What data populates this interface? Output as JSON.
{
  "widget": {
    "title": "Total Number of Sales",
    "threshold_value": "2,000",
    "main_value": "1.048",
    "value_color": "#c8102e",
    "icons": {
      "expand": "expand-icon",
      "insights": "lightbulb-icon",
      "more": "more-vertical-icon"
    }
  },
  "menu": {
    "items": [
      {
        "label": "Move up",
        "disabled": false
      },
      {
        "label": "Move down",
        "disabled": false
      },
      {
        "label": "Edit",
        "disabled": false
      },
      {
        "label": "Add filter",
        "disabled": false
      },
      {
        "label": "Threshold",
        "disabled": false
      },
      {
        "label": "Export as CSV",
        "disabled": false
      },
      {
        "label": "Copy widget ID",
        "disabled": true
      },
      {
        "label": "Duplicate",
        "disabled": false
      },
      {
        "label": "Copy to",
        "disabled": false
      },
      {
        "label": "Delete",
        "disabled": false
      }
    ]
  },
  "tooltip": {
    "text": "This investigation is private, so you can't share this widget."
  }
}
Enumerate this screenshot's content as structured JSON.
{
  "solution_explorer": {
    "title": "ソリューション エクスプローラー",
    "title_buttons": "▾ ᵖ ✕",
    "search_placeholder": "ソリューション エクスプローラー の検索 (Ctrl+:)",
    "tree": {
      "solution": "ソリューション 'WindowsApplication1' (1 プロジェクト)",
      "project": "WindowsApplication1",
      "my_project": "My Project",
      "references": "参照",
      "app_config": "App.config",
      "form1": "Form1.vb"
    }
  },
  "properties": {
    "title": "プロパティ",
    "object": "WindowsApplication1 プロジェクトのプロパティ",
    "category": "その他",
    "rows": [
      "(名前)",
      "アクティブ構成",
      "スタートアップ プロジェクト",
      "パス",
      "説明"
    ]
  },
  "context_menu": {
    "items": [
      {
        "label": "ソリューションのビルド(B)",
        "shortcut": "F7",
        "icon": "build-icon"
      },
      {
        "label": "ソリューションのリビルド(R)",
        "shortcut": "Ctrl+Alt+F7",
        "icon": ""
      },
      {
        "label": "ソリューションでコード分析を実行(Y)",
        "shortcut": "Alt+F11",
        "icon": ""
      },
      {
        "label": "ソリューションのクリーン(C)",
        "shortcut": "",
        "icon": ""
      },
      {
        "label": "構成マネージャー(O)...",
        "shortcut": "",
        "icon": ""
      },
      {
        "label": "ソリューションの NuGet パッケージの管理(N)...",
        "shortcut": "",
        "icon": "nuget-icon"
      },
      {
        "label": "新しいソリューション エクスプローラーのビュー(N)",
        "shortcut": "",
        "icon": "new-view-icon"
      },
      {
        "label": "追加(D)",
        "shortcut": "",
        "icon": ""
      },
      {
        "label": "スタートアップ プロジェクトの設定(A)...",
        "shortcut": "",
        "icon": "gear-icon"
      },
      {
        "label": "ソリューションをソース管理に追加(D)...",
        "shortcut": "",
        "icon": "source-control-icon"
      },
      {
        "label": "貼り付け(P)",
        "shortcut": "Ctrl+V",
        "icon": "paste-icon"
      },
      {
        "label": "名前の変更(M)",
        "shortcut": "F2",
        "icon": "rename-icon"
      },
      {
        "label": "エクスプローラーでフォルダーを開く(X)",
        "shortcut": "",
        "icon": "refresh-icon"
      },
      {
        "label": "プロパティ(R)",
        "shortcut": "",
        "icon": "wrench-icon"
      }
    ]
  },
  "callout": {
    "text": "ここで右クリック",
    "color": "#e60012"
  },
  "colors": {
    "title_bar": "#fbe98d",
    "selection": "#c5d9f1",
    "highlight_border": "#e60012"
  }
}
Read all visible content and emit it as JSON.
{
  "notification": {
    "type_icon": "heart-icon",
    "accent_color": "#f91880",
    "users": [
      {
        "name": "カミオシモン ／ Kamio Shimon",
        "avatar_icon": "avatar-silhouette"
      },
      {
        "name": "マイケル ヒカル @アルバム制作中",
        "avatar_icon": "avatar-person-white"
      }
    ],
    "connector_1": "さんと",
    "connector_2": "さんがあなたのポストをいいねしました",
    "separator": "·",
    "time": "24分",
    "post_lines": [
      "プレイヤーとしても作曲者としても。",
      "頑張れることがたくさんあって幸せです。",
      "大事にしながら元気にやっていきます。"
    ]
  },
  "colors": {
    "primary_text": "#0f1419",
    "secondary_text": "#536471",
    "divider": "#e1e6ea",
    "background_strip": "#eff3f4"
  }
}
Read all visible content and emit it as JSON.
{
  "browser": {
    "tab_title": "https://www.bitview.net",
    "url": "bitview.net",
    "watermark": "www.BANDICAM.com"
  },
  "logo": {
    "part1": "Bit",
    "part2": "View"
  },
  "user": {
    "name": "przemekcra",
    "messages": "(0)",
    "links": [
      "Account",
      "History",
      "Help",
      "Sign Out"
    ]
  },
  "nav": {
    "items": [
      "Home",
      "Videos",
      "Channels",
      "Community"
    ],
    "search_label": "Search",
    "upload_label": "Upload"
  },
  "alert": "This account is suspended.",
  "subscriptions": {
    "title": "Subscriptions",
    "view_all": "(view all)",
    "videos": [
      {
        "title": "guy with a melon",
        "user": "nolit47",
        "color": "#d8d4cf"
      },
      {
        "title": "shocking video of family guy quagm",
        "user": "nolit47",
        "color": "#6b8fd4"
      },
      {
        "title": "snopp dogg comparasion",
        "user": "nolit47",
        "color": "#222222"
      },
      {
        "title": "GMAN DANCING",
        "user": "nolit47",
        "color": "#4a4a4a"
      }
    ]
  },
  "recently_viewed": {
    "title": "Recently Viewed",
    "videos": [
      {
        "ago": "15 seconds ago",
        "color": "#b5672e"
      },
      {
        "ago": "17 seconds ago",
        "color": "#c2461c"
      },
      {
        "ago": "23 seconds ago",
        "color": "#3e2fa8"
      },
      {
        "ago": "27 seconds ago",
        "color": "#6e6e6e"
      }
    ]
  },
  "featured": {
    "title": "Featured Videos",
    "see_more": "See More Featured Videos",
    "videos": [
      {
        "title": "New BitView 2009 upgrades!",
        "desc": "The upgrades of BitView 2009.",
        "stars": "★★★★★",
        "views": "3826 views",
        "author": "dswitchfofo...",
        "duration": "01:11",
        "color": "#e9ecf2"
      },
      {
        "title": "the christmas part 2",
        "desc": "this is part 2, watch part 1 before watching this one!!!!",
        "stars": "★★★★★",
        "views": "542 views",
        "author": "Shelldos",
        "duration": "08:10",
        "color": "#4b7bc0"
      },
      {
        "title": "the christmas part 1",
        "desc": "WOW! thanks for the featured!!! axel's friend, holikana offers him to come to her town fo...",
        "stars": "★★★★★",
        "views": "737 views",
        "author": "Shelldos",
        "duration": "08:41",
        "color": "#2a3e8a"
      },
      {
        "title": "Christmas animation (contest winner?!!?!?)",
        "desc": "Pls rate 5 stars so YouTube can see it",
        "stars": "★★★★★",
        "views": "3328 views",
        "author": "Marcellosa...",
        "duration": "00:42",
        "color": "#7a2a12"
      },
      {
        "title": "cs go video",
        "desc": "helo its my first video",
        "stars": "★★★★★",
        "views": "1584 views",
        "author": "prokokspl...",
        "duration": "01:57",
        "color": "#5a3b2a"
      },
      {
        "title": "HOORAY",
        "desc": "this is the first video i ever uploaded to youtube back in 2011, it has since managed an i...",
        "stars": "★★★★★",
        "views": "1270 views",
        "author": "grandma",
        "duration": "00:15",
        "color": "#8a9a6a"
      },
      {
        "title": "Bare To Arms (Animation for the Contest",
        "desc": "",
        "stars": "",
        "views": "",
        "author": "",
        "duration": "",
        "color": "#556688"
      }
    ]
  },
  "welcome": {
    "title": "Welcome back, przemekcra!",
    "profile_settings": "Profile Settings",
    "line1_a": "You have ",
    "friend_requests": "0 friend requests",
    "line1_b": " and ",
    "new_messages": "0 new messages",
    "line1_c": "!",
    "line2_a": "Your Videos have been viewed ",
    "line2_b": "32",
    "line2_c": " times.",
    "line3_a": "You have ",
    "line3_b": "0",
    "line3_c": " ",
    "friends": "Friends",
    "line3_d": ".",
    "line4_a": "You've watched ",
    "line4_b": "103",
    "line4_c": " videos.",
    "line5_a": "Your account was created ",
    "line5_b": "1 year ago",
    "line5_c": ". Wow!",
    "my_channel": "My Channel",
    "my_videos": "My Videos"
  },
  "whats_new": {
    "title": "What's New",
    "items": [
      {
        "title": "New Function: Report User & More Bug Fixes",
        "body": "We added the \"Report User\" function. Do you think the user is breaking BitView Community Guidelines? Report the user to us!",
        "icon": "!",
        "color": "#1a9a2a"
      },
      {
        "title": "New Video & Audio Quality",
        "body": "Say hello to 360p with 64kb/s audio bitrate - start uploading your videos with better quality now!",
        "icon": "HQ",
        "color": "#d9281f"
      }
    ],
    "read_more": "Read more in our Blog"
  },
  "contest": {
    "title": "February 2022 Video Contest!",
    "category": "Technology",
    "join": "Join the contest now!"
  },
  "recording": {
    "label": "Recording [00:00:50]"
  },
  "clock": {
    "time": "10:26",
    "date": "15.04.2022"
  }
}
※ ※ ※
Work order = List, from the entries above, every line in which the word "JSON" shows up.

Written answer =
What data populates this interface? Output as JSON.
Enumerate this screenshot's content as structured JSON.
Read all visible content and emit it as JSON.
Read all visible content and emit it as JSON.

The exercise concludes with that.